things, which compared to the 43% who felt the same way about Bush after eight years
doesn't auger well for the current administration.


Bob K
Member Elite
since 11-03-2007
Posts 3860

2 posted 01-07-2010 02:00 AM       View Profile for Bob K   Email Bob K   Edit/Delete Message      Find Poems  View IP for Bob K

     I'm not sure about the Arab Israeli conflict at this point.  My attention has been elsewhere.  The best coverage, the most evenhanded to my mind, has always been that of the Christian Science Monitor.  They don't demonize either side or go out of their way to make either side heroic, which is amazing in this era.  In Europe, I believe, the coverage tends to be mostly pro-Palestinian, and here to tends toward mostly pro-Israeli.  It's really hard to find an unbiased set of facts to read from.

     The far right in Israel is a minority with disproportionate power both in terms of the religion and in terms of the politics.  The current Prime Minister, back again, is holding together a coalition of far right, right and center right parties.  The very far right parties have been willing to vote with those who've been willing to give them the best deal in the past, and they've gotten very good deals indeed over the issues of settlements and expansion of boundaries, even though most of the population is very much either neutral or against these issues.  Nettanyahu is more sympathetic to the nard right than most, but he is still much more reasonable at heart, I think, than some of the ultra right wing folks who want to rebuild the Temple.
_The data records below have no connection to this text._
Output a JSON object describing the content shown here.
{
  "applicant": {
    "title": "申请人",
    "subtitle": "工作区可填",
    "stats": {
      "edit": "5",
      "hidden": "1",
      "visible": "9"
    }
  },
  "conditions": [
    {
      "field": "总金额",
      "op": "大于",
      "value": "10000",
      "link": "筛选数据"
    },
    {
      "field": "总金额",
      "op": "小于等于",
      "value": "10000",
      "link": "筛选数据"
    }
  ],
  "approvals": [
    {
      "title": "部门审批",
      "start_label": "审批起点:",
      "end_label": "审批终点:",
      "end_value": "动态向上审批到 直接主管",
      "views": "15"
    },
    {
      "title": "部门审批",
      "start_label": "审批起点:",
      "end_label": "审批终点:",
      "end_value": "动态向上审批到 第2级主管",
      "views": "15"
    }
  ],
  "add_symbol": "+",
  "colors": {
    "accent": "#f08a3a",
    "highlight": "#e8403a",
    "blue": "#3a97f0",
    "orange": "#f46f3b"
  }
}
     Rebuilding the Temple, which might seem like a small and bizarre issue of interest only to those who have the entire bible memorized in the original, has at least the potential for provoking a global nuclear war.  The details of this can be gone into by somebody else who doesn't get migraines at the very thought.  At the very least, that issue and issues like that one are the reason why the middle east has been giving people the heebie jeebies for a very long time.

     Time Magazine has never been particularly neutral on the matter, and the section you've quoted sounds like any number of Time Magazine articles you may have read over the years.  This doesn't mean that they're wrong.  I simply am not current enough on matters to offer a good opinion on that.

     My thinking on stuff like this is to guess that everybody is probably right about a lot of what they're saying, and that they're probably upset for good reason about the things that upset them.  I mean Arabs and Israelis both.  I also tend to assume that everybody is busy trying to figure out who to blame instead of trying to figure out what each of them individually needs to do to make things work out right.

     I figure pulling back to the '67 boundaries is a basic no-brainer.  I figure stopping terror bombing of civilians in Israel is a no brainer.  I figure finding some way of making good use of water resources is a no-brainer.  I figure getting some sort of farming and industrial base going is a no brainer and drawing on the ethnic support of friends and relatives world-wide is a no-brainer.

     If folks want to fight, they should be issued clubs and sent to antarctica with a supply of winter clothing and food.  Every couple of years, somebody should go and check to see if they want medical care or if they want to rejoin humanity.

     Everyone else in the area should try to work out something that helps them get along together.

     I know it's too simplistic and too nasty, but even Liberals get upset every now and then.  Besides, it wouldn't work.  But the thought of it makes me cheerful sometimes when I listen to the news.

 Post A Reply Post New Topic   Go to the Next Oldest/Previous Topic Return to Topic Page Go to the Next Newest Topic 
All times are ET (US) Top
  User Options
>> Discussion >> The Alley >> Time, for a change... Format for Better Printing EMail to a Friend Not Available
Print Send ECard


pipTalk Home Page | Main Poetry Forums

How to Join | Member's Area / Help | Private Library | Search | Contact Us | Today's Topics | Login
Discussion | Tech Talk | Archives | Sanctuary

© Passions in Poetry and 1998-2013
All Poetry and Prose is copyrighted by the individual authors